### Task directions:
What lines of the data below hold the string "weak"? Copy each one out.

Data items
○ ○ ○ ○ ○ ○ ○

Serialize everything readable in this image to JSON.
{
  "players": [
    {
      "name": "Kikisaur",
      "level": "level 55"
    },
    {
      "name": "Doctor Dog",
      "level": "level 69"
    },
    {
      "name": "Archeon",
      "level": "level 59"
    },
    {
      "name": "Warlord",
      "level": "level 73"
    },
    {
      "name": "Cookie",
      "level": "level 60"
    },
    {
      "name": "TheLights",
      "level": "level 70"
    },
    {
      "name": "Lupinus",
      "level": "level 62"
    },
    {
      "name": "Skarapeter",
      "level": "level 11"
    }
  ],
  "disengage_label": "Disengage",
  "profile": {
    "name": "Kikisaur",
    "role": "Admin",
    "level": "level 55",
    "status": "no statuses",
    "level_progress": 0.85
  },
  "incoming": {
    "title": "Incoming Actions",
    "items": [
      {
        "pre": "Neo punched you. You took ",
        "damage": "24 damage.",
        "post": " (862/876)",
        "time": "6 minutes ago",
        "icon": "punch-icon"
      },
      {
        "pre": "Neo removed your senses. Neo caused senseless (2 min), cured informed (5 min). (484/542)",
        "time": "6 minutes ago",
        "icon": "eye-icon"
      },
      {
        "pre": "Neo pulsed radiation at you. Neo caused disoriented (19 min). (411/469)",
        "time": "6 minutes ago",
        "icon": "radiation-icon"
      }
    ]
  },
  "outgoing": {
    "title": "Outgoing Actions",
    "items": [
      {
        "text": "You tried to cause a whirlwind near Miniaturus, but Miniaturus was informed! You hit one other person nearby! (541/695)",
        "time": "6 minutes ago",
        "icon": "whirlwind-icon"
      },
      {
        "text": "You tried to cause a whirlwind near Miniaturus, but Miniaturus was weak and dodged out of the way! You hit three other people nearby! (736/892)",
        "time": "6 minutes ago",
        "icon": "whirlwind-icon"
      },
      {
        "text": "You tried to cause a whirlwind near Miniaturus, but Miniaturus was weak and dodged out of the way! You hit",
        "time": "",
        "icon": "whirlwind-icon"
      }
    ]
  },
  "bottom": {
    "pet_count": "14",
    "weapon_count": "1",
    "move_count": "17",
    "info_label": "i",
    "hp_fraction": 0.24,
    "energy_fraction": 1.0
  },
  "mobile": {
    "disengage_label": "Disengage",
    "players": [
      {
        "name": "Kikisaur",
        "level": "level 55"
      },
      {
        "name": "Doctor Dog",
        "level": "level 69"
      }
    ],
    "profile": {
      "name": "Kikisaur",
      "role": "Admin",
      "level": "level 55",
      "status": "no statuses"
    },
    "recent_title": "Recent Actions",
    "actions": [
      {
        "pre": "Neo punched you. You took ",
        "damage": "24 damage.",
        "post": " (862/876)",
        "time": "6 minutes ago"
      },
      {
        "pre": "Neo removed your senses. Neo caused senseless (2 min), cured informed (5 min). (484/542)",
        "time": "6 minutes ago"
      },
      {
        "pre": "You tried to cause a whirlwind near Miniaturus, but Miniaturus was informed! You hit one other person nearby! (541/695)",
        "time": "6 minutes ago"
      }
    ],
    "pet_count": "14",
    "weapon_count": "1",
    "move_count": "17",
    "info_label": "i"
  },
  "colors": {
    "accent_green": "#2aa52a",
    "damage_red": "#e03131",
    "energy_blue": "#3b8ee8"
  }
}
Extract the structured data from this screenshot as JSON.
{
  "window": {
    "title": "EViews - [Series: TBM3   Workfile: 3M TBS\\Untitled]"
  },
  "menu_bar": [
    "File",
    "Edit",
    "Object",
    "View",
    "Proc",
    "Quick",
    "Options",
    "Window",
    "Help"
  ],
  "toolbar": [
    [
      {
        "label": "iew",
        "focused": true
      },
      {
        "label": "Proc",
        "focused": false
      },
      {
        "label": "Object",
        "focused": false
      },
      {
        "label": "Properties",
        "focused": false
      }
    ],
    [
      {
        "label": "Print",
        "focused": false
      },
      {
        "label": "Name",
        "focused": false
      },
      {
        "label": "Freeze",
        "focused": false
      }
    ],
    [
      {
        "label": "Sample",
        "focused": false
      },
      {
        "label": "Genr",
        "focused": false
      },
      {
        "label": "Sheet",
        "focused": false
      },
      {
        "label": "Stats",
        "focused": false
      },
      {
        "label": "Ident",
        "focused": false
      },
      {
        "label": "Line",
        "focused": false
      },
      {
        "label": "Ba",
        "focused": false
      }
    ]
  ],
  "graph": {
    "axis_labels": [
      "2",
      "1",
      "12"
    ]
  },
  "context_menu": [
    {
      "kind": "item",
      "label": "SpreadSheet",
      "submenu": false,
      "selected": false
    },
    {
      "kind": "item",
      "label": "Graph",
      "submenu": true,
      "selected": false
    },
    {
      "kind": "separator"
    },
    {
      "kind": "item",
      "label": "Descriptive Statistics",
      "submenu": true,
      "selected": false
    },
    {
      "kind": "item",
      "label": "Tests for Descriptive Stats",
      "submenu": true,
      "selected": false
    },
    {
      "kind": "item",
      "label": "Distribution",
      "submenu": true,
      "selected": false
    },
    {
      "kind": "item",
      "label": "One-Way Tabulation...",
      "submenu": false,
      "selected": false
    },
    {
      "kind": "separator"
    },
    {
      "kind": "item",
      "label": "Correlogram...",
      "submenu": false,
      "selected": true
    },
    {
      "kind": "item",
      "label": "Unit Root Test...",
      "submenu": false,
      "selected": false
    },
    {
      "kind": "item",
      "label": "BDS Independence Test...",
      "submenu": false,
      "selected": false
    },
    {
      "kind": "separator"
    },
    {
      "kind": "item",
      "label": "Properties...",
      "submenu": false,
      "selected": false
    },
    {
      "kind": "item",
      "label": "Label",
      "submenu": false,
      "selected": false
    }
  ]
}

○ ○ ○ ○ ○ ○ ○

### Output of the task:
        "text": "You tried to cause a whirlwind near Miniaturus, but Miniaturus was weak and dodged out of the way! You hit three other people nearby! (736/892)",
        "text": "You tried to cause a whirlwind near Miniaturus, but Miniaturus was weak and dodged out of the way! You hit",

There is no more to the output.